The YGL community is made up of more than 1,300 members and alumni, including government officials, business innovators, artists, educators, technology developers, journalists and activists.

The mission of the Young Global Leaders Forum is to create a vibrant global community of exceptional people with the vision, courage and influence to drive positive change in the world.

In line with the mission of the World Economic Forum, they seek to stimulate public-private cooperation among these unique players to demonstrate entrepreneurship in the global public interest.

Representing more than 100 nationalities, the Young Global Leaders are united by the belief that today’s pressing issues provide an opportunity to forge a better future across sectors, generations and borders.

Visit the YGL website at: https://www.younggloballeaders.org/

“Communicate, leverage creative ideas and collaborate”

Claudia Vergueiro Massei, Head of Executive Office and Transformation, Motion Control, Siemens AG

With so many parallel crises all over the world, it is increasingly imperative that leaders embrace new leadership tools and take action to transform today’s VUCA world into a super VUCA (vibrant, unreal, caring, amazing). Here are three change ideas that can make a difference in the future:

  • Paying more attention to how we communicate with others: Delivering your message considering the benefits of ensuring the psychological safety of individuals, enhancing confidence in the abilities of others, and fostering harmonious performance in the workplace. within the team.

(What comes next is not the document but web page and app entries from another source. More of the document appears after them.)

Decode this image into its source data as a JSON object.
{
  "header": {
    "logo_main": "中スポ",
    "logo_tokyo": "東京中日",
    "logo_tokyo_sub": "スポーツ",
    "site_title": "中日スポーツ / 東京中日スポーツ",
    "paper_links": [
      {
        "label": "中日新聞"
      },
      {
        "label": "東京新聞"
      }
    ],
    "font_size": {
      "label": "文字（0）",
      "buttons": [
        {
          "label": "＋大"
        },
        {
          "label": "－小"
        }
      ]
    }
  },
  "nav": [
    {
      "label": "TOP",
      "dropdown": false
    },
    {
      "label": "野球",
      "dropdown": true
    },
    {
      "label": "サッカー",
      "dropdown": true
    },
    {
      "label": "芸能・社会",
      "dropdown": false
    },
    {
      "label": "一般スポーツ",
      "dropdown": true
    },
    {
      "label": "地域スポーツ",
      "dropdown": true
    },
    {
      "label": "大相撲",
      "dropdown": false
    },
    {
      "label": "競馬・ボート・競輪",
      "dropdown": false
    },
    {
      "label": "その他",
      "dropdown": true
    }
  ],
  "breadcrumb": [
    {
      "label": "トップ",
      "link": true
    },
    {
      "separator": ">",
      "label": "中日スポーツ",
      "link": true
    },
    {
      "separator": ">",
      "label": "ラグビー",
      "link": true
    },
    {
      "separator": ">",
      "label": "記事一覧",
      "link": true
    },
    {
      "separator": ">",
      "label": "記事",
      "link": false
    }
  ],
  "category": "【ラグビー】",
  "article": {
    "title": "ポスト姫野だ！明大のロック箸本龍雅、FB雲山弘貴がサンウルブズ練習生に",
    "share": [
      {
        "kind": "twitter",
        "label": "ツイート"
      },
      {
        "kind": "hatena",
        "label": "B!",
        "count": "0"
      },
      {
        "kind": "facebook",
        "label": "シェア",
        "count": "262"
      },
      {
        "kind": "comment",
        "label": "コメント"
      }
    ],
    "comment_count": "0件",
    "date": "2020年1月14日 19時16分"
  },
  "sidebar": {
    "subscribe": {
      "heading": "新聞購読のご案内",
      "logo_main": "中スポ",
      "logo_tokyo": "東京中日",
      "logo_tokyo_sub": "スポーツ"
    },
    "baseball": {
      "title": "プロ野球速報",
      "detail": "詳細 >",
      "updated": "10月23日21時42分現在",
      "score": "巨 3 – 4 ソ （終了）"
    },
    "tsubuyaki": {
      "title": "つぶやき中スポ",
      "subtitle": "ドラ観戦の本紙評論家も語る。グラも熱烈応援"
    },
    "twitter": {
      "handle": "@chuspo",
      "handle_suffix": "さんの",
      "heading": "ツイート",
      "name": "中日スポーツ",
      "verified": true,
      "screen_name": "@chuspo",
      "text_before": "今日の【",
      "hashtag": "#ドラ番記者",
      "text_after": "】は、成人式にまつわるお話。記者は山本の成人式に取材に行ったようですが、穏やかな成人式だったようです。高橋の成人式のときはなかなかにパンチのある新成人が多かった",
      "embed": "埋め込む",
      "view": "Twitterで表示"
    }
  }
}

It’s also important to explain how each step along the way helps the team get closer to their end goal (and, if not, avoid the step altogether).
  • Leverage creative ideas: In a world of increasing demand and increasingly scarce resources, investing in frugal innovation (doing more with less) is paramount. Creativity is key to finding solutions to maximize use/minimize cost, such as circular economy and shared assets. It’s important to demystify that “innovation should lead to unique ideas” – in most cases, innovation is incremental or adaptive.
  • Collaborate within ecosystems: no player can tackle the complex issues of our world alone, partnerships are therefore a response to personalize solutions or to react more quickly and save time. However, the main challenge in building ecosystems is to bring stakeholders together. This can be done by offering them reasonable and attractive value – allowing them to capture more value than they create, for example.

Melvin B. Baillie